The Observer met Mr. Reuveni at an Upper West Side Italian place for lunch before our tour of the Laureate. When we arrived, he was already sitting at the bar waiting, checking email on his BlackBerry. Sharing his biography over a chicken paillard, Mr. Reuveni chose his words carefully, peering through his transition lenses without blinking for long periods of time as he spoke.
Originally from Tel Aviv, Mr. Reuveni immigrated to the U.S. at 15 and attended high school in Queens. In his youth, Mr. Reuveni was a vigorous athlete. “I used to do gymnastics in high school. I fenced as well. I was always very athletic,” he said.
And what of his love of karate?
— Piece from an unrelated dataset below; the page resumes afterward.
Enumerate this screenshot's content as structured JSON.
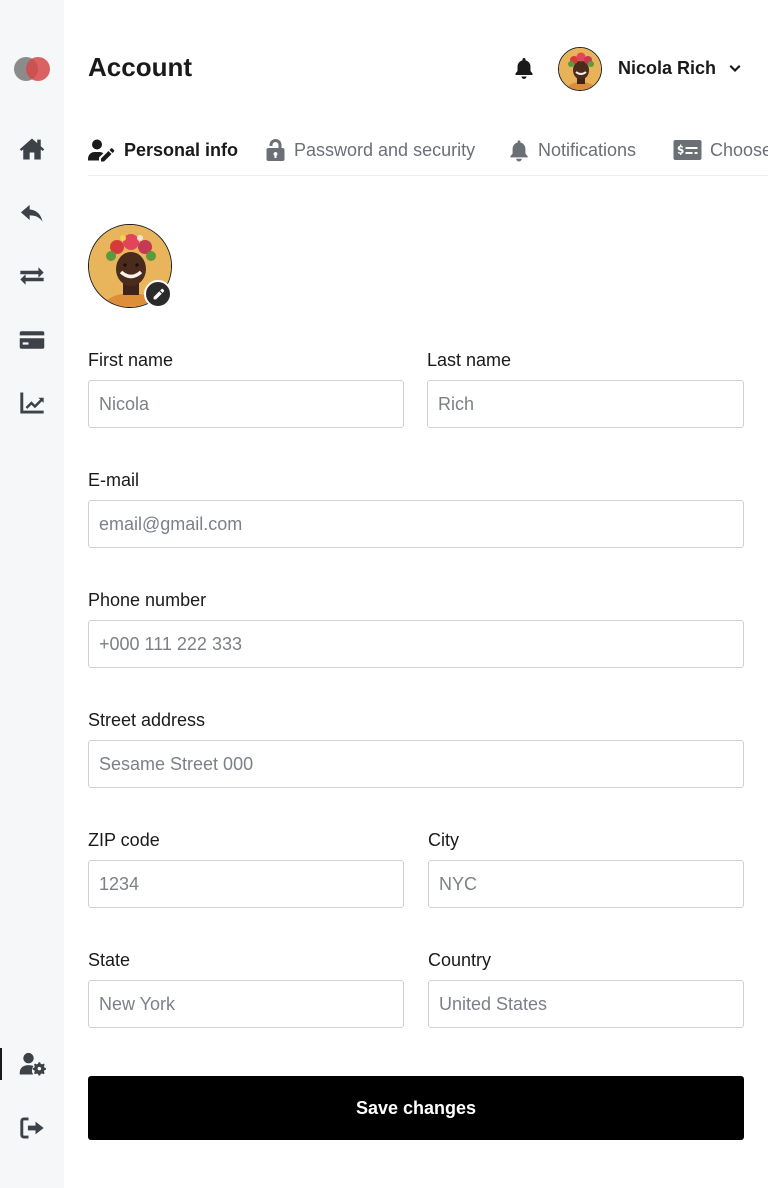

“I normally don’t talk about that,” Mr. Reuveni said, almost imperceptibly caught off-guard, his discomfort belied by a sole blink. Mr. Reuveni momentarily forgot he had casually mentioned his passion for karate on an earlier occasion, and was surprised when asked about it anew. Instantly regaining his characteristic sang-froid, he began to explain his interest in the sport.
When he was 26, Mr. Reuveni sat mesmerized as a martial artist demonstrated a series of moves. “There’s a very high level of perfectionism with the sport,” he said “which I always liked. It was an outlet for me, both mental and physical, and I think it definitely did help me in my professional life. I think that discipline, that sense of order, that sense of purpose … the structure of how to get results,” he said.
Initially finding his stride in international relocations, Mr. Reuveni handpicked luxe lofts for globe-trotting executives, often working with large banks and law firms. He developed his understanding of nouveau riche corporate buyers, all the while spinning a web of connections among developers and brokers throughout the city.